TCP State Manipulation Denial of Service Vulnerabilities in Multiple Cisco Products

On September 8, 2009, the The Cisco Product Security Incident Response Team (PSIRT) has published one important vulnerability advisories: TCP State Manipulation Denial of Service Vulnerabilities in Multiple Cisco Products.

Multiple Cisco products are affected by denial of service (DoS) vulnerabilities that manipulate the state of Transmission Control Protocol (TCP) connections. By manipulating the state of a TCP connection, an attacker could force the TCP connection to remain in a long-lived state, possibly indefinitely. If enough TCP connections are forced into a long-lived or indefinite state, resources on a system under attack may be consumed, preventing new TCP connections from being accepted. In some cases, a system reboot may be necessary to recover normal system operation. To exploit these vulnerabilities, an attacker must be able to complete a TCP three-way handshake with a vulnerable system.

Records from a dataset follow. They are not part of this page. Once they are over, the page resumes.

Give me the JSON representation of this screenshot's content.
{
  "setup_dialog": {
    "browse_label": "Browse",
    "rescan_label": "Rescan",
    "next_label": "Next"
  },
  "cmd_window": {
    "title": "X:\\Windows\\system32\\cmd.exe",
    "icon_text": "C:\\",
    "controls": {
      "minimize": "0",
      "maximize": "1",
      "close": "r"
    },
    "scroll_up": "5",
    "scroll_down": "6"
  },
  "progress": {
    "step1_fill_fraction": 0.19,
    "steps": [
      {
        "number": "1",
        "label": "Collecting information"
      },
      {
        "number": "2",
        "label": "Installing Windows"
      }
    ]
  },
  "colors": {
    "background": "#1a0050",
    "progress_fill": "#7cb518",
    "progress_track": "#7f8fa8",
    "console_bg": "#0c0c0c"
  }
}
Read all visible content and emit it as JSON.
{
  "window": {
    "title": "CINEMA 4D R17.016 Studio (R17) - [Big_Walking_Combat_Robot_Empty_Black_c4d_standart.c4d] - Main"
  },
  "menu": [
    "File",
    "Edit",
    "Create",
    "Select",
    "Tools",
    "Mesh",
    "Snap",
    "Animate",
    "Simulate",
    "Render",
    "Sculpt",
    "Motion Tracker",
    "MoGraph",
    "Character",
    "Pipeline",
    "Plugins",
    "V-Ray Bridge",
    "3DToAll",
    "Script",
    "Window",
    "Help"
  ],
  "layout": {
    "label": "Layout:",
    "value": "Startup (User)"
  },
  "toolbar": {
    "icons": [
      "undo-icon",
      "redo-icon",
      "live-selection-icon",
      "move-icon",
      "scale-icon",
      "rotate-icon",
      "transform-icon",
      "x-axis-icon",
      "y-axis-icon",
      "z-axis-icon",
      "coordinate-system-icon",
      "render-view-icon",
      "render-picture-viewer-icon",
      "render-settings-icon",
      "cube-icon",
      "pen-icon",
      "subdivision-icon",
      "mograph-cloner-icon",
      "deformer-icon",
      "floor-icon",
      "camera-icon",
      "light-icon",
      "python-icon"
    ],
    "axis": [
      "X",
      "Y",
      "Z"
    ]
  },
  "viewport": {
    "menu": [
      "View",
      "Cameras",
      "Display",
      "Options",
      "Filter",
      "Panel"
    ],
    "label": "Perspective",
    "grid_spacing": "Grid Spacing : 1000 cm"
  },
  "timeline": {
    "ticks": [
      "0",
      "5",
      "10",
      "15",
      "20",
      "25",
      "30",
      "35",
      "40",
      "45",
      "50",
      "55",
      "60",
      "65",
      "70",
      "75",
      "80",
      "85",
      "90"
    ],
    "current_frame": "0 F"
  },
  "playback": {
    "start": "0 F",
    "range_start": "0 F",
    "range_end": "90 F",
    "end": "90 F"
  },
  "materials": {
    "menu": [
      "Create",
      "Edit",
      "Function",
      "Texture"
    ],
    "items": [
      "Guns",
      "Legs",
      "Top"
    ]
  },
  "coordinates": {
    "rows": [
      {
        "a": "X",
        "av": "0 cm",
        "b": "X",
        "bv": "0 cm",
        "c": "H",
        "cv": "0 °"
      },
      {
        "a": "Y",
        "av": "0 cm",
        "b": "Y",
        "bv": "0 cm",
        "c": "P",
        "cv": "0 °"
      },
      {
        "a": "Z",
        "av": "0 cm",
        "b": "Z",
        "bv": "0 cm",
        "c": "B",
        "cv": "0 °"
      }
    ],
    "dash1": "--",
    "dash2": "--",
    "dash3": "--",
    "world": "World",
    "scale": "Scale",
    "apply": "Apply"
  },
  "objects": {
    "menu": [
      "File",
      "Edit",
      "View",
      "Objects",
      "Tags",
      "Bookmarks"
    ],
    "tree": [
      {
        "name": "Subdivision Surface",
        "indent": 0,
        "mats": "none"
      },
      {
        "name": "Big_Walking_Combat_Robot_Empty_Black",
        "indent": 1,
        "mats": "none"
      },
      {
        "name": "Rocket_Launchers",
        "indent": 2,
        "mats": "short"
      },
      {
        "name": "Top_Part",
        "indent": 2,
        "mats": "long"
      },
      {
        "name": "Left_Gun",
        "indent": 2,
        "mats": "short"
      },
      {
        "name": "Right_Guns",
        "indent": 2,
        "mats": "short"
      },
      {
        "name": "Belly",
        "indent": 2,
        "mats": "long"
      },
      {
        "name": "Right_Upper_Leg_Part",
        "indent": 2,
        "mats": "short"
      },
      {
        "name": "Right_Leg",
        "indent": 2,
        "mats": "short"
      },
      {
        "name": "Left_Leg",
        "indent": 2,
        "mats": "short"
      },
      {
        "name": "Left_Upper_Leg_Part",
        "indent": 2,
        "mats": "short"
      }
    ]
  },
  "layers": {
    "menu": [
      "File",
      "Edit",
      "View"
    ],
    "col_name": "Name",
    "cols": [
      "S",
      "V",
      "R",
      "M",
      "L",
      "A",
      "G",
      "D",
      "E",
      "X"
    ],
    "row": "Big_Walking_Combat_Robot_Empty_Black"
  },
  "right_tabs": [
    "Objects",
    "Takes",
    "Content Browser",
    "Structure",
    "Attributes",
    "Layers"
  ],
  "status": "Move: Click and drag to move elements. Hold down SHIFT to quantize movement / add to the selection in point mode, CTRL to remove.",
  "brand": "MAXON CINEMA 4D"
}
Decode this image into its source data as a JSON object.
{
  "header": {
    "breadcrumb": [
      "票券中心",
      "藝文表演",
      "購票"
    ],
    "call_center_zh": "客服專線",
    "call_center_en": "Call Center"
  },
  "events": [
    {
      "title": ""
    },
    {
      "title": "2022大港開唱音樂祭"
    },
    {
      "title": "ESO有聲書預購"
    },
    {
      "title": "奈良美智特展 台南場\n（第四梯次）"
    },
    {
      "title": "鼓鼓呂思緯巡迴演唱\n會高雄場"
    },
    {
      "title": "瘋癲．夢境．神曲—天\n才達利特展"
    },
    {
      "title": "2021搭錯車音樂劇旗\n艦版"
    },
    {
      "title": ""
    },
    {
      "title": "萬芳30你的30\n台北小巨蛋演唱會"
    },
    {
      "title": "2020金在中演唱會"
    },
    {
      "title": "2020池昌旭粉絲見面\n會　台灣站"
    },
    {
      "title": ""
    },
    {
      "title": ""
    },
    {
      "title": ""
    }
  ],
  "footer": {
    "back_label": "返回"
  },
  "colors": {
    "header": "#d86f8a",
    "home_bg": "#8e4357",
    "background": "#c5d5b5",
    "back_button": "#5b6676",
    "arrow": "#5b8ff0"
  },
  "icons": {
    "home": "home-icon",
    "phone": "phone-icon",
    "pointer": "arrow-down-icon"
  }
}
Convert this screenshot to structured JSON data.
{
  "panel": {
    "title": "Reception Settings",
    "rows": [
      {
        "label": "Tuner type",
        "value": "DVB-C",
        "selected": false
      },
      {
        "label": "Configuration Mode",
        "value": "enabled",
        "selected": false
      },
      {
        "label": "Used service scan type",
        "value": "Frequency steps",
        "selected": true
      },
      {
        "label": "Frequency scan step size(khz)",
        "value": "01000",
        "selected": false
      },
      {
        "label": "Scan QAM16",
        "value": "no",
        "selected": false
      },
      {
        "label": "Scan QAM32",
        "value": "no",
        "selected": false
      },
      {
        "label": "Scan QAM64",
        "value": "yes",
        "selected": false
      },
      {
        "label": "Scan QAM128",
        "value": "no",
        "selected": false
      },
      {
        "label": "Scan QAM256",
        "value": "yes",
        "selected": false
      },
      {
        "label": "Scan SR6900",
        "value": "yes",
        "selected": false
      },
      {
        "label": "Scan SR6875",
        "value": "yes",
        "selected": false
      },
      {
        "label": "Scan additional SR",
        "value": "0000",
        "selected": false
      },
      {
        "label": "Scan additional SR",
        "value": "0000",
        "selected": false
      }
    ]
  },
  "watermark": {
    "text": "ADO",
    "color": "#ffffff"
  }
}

In addition to these vulnerabilities, Cisco Nexus 5000 devices contain a TCP DoS vulnerability that may result in a system crash. This additional vulnerability was found as a result of testing the TCP state manipulation vulnerabilities.

Multiple Cisco products are affected by DoS vulnerabilities in the TCP protocol. By manipulating the state of TCP connections, an attacker could force a system that is under attack to maintain TCP connections for long periods of time, or indefinitely in some cases. With a sufficient number of open TCP connections, the attacker may be able to cause a system to consume internal buffer and memory resources, resulting in new TCP connections being denied access to a targeted port or an entire system. A system reboot may be required to restore full system functionality. A full TCP three-way handshake is required to exploit these vulnerabilities.

Network devices are not directly impacted by TCP state manipulation DoS attacks transiting a device; however, network devices that maintain the state of TCP connections may be impacted. If the attacker can establish enough TCP connections through a transit device that maintains TCP state, device resources may be exhausted and prevent the device from processing new TCP connections, resulting in a DoS condition. If an affected device that forwards traffic (that is, routes) in a network is the target of a TCP state manipulation attack, the attacker could cause a network-impacting DoS condition.

Successful exploitation of the TCP state manipulation vulnerabilities may result in a DoS condition where new TCP connections are not accepted on an affected system. Repeated exploitation may result in a sustained DoS condition. A reboot may be required to recover affected systems. In addition, Cisco Nexus 5000 systems may crash upon receiving a specific sequence of TCP packets.